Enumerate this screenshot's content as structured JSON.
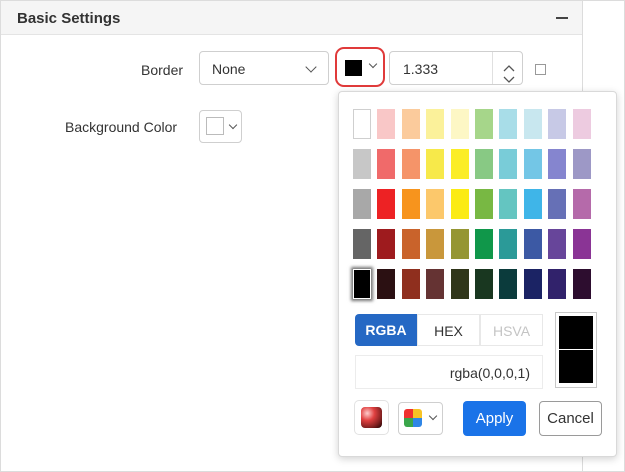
{
  "panel": {
    "title": "Basic Settings"
  },
  "border": {
    "label": "Border",
    "style_value": "None",
    "color": "#000000",
    "width_value": "1.333"
  },
  "background": {
    "label": "Background Color",
    "color": "#ffffff"
  },
  "picker": {
    "palette": [
      [
        "#ffffff",
        "#f9c7c7",
        "#fbcb9c",
        "#fbf19a",
        "#fdf7c5",
        "#a6d68a",
        "#a8dde8",
        "#c8e7ef",
        "#c7c9e6",
        "#edcbe0"
      ],
      [
        "#c7c7c7",
        "#f06a6a",
        "#f59469",
        "#f7e94a",
        "#fbed27",
        "#88c984",
        "#79ccd8",
        "#73c6e6",
        "#8585cf",
        "#9d98c6"
      ],
      [
        "#a8a8a8",
        "#ed2224",
        "#f7941d",
        "#fcc86b",
        "#fbeb14",
        "#78b843",
        "#64c5c1",
        "#3fb5e8",
        "#6670b6",
        "#b56aaa"
      ],
      [
        "#656565",
        "#9e1b1e",
        "#c9632b",
        "#c9973b",
        "#959632",
        "#10974a",
        "#2b9a98",
        "#3c59a4",
        "#67459a",
        "#8a3495"
      ],
      [
        "#000000",
        "#2b1012",
        "#8f2f1e",
        "#653333",
        "#2f3519",
        "#193720",
        "#0b3b3c",
        "#1b2364",
        "#31226b",
        "#2d0d2f"
      ]
    ],
    "selected": "#000000",
    "modes": [
      "RGBA",
      "HEX",
      "HSVA"
    ],
    "active_mode": "RGBA",
    "value": "rgba(0,0,0,1)",
    "preview_color": "#000000",
    "apply_label": "Apply",
    "cancel_label": "Cancel"
  }
}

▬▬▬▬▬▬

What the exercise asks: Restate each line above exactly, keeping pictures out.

Solution for this problem:
Enumerate this screenshot's content as structured JSON.
{
  "panel": {
    "title": "Basic Settings"
  },
  "border": {
    "label": "Border",
    "style_value": "None",
    "color": "#000000",
    "width_value": "1.333"
  },
  "background": {
    "label": "Background Color",
    "color": "#ffffff"
  },
  "picker": {
    "palette": [
      [
        "#ffffff",
        "#f9c7c7",
        "#fbcb9c",
        "#fbf19a",
        "#fdf7c5",
        "#a6d68a",
        "#a8dde8",
        "#c8e7ef",
        "#c7c9e6",
        "#edcbe0"
      ],
      [
        "#c7c7c7",
        "#f06a6a",
        "#f59469",
        "#f7e94a",
        "#fbed27",
        "#88c984",
        "#79ccd8",
        "#73c6e6",
        "#8585cf",
        "#9d98c6"
      ],
      [
        "#a8a8a8",
        "#ed2224",
        "#f7941d",
        "#fcc86b",
        "#fbeb14",
        "#78b843",
        "#64c5c1",
        "#3fb5e8",
        "#6670b6",
        "#b56aaa"
      ],
      [
        "#656565",
        "#9e1b1e",
        "#c9632b",
        "#c9973b",
        "#959632",
        "#10974a",
        "#2b9a98",
        "#3c59a4",
        "#67459a",
        "#8a3495"
      ],
      [
        "#000000",
        "#2b1012",
        "#8f2f1e",
        "#653333",
        "#2f3519",
        "#193720",
        "#0b3b3c",
        "#1b2364",
        "#31226b",
        "#2d0d2f"
      ]
    ],
    "selected": "#000000",
    "modes": [
      "RGBA",
      "HEX",
      "HSVA"
    ],
    "active_mode": "RGBA",
    "value": "rgba(0,0,0,1)",
    "preview_color": "#000000",
    "apply_label": "Apply",
    "cancel_label": "Cancel"
  }
}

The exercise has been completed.